Count how many lines in the data hold the word "tabs", and give that number alone.

App and web page records:
○ ○ ○ ○ ○ ○ ○
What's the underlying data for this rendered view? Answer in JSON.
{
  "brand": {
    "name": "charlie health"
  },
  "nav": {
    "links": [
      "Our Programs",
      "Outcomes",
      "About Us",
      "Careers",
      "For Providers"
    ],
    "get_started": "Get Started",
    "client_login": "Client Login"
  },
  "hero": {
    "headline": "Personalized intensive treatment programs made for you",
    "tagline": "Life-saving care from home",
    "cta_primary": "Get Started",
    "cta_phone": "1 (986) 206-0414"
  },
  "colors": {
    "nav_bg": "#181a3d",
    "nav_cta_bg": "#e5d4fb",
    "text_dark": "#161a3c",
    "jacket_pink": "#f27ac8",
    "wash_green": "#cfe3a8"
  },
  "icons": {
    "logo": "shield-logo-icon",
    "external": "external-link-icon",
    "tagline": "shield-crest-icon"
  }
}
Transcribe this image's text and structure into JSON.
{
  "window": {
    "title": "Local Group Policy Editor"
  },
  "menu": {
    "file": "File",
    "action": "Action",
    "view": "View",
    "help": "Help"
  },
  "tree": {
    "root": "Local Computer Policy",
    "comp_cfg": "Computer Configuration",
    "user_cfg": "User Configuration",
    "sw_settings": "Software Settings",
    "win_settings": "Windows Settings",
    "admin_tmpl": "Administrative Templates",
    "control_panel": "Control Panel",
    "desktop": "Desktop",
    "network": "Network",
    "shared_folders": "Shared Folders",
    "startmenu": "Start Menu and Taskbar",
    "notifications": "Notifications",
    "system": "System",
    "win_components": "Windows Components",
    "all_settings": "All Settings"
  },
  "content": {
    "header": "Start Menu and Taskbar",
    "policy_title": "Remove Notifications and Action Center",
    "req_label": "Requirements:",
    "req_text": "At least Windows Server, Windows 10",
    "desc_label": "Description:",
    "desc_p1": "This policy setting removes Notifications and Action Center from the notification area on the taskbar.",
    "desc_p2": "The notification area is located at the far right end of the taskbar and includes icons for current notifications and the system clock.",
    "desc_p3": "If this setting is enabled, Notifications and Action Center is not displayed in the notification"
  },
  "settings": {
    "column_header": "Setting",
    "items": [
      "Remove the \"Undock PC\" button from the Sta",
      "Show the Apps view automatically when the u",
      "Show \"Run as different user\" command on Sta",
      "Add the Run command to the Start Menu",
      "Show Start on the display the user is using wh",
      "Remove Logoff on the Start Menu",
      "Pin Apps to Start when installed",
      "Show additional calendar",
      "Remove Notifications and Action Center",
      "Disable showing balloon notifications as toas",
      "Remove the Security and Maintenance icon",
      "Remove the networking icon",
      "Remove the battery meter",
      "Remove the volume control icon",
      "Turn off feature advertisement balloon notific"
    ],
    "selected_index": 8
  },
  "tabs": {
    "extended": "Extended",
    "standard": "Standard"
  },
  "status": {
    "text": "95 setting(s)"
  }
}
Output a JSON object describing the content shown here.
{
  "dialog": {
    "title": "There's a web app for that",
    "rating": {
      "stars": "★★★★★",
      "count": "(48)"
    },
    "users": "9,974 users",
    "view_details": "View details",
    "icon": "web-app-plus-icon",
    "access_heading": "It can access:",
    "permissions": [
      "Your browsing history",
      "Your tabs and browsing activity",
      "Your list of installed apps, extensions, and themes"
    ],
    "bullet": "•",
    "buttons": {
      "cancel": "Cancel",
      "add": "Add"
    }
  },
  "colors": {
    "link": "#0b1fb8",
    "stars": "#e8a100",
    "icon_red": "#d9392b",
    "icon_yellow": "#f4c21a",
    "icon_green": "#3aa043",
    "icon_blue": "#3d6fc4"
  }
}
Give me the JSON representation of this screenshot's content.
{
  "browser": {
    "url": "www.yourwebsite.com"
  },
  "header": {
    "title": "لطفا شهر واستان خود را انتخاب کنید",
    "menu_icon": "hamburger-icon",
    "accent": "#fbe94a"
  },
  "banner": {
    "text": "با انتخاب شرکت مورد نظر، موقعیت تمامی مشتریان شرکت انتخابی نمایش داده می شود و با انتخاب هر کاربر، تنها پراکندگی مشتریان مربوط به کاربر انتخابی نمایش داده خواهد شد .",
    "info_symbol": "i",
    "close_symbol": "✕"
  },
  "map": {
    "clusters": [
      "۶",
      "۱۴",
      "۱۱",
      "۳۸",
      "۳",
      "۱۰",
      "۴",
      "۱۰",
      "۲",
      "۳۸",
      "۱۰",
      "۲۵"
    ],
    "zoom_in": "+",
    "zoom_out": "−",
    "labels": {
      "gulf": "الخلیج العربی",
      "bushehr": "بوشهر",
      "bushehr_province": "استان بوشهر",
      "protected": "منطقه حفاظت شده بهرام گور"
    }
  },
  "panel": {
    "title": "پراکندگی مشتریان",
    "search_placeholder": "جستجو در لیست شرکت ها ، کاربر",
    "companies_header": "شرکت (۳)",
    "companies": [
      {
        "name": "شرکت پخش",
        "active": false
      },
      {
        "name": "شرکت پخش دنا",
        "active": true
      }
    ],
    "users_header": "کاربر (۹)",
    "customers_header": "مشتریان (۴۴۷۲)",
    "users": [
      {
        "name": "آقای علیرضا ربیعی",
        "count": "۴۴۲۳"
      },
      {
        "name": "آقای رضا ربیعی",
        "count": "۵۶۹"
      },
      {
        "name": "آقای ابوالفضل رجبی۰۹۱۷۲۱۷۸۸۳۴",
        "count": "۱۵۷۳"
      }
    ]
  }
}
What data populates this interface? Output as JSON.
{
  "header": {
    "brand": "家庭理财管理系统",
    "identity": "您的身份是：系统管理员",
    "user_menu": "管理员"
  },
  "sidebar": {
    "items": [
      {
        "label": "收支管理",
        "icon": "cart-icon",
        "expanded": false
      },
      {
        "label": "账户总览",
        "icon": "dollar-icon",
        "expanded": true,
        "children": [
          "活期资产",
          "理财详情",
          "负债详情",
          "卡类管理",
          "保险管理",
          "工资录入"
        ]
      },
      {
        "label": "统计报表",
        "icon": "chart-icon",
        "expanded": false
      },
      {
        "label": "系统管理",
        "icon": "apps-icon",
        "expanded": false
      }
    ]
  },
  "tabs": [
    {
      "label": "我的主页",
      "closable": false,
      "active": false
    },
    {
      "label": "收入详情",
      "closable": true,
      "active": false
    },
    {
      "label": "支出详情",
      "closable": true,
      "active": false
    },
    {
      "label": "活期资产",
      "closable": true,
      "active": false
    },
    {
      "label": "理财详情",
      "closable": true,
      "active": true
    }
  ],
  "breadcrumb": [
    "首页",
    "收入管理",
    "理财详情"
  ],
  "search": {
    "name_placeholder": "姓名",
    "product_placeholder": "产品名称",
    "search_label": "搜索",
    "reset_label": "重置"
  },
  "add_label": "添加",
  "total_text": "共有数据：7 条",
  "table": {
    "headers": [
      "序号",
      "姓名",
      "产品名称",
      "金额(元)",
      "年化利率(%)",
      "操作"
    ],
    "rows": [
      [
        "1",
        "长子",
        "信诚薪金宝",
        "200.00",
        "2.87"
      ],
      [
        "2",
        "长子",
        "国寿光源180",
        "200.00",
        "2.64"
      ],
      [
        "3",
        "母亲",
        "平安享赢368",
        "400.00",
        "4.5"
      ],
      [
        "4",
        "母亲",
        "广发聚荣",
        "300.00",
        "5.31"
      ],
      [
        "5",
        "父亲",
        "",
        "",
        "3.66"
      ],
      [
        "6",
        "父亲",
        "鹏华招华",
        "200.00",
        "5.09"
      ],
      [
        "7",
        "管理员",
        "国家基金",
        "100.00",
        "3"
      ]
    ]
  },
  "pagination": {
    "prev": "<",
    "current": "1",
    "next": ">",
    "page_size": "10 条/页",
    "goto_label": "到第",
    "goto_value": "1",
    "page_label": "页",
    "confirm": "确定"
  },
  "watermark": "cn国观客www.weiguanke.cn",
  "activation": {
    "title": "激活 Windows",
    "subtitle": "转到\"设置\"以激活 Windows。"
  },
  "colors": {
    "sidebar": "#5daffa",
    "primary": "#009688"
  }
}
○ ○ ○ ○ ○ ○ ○
RESULT ▸ 3